WFC also lowered its estimates for litigation losses in excess of reserve from $1.2 billion in Q4 to $927 million. For background information, the Department of Justice is bringing about claims for monetary damages and civil penalties under fair lending laws. We share investor concerns of slipping revenues (down 4% to 5% in the past couple of years), which can potentially be mitigated by tack-on acquisitions, and declining mortgage origination market share. In the last few years, the company was able to capitalize de-risking institutions but maintaining the current 34% market share will be difficult in part due to the shift to more purchases. And finally it's the likelihood of net interest margin (NIM) decline that keeps us from buying the stock. Currently, WFC’s NIM stands at 3.9%, above the 3.6% average for the top 15 banks, but we think it will not hold. We calculate NIM as investment returns less interest expenses divided by average earning assets.
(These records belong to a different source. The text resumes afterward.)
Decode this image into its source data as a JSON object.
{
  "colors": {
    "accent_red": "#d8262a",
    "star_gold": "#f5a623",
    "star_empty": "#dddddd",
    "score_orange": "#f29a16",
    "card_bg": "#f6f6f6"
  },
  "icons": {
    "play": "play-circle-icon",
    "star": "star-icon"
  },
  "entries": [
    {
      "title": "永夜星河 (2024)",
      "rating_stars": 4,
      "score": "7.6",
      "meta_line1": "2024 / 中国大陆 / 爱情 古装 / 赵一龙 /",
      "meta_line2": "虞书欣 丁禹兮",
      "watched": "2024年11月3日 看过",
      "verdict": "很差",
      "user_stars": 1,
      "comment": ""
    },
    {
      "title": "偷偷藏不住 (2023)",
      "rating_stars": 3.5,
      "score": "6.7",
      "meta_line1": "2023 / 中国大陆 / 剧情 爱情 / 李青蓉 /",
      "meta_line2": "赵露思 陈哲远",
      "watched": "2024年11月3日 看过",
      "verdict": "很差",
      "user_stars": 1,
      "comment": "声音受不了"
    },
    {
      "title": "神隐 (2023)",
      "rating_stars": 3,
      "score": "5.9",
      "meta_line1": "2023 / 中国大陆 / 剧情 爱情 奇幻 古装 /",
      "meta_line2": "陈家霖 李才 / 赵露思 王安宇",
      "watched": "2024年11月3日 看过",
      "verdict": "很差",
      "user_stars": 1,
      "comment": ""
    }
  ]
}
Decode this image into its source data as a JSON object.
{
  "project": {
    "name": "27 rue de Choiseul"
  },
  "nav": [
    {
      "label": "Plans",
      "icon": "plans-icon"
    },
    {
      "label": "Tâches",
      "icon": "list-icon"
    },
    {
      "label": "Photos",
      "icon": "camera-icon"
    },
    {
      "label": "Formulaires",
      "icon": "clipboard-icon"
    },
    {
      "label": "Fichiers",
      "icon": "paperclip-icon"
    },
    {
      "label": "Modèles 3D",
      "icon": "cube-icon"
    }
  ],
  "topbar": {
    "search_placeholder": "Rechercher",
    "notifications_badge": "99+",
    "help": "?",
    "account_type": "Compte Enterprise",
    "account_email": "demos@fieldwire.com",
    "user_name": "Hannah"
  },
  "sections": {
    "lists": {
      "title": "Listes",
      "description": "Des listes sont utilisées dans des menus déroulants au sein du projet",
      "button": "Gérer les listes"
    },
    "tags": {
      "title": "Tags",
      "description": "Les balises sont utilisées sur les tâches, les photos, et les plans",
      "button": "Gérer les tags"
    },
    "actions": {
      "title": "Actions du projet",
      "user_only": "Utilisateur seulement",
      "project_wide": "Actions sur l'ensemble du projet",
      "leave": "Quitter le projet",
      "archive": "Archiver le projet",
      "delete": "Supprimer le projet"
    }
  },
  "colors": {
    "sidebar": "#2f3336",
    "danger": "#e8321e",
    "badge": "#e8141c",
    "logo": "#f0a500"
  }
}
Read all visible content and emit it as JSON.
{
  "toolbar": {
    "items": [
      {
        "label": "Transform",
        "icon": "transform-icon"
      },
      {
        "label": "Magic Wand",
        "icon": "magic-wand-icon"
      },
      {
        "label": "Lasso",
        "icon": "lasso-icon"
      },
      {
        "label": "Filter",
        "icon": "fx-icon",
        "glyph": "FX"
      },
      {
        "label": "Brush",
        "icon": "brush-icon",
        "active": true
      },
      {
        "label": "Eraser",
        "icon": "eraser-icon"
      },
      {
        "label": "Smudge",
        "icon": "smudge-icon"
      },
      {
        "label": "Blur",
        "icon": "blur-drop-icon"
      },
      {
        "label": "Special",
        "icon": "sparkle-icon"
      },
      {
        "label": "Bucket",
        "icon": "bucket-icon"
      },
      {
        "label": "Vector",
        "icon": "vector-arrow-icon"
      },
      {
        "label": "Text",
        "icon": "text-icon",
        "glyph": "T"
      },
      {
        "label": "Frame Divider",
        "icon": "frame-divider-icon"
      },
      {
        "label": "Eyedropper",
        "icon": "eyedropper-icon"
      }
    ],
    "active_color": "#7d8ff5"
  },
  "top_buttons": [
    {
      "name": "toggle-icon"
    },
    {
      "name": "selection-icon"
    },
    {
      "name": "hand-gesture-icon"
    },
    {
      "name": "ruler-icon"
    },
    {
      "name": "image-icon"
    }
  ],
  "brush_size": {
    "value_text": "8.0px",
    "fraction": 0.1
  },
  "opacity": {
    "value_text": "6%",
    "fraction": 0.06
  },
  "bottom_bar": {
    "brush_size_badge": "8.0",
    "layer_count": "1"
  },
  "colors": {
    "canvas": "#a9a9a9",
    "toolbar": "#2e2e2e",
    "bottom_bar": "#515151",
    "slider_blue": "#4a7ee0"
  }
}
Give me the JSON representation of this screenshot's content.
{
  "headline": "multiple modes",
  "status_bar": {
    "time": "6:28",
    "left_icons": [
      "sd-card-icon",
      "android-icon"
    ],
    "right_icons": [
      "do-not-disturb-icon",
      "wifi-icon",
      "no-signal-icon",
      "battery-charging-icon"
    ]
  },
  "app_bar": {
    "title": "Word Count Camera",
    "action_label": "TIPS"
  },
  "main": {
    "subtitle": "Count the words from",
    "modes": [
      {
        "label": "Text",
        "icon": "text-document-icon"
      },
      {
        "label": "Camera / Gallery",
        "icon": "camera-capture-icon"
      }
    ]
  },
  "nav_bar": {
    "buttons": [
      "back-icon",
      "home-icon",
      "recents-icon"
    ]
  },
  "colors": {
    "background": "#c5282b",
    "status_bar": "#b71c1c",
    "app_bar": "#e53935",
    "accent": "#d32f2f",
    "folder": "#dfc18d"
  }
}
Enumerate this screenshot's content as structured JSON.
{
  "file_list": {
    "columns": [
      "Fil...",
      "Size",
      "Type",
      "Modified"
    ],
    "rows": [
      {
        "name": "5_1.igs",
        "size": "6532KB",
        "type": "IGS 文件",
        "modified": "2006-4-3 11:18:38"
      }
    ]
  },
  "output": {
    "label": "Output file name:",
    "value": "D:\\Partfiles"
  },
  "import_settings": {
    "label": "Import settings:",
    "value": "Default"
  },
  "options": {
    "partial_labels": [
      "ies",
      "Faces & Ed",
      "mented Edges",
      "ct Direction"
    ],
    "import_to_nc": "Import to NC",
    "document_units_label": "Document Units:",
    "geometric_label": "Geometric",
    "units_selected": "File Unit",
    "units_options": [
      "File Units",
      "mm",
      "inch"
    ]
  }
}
Warren Buffet, Mohnish Pabrai, and Patrick Degorce are among the investors who are bullish about Wells Fargo.
Fool blogger Meena Krishnamsetty has a long position in Morgan Stanley. The Motley Fool owns shares of Wells Fargo & Company and has the following options: short APR 2012 $21.00 puts on Wells Fargo & Company, short APR 2012 $29.00 calls on Wells Fargo & Company, short OCT 2012 $33.00 puts on Wells Fargo & Company, and short OCT 2012 $36.00 calls on Wells Fargo & Company. Motley Fool newsletter services recommend Wells Fargo & Company. Try any of our Foolish newsletter services free for 30 days. We Fools may not all hold the same opinions, but we all believe that considering a diverse range of insights makes us better investors. The Motley Fool has a disclosure policy.If you have questions about this post or the Fool’s blog network, click here for information.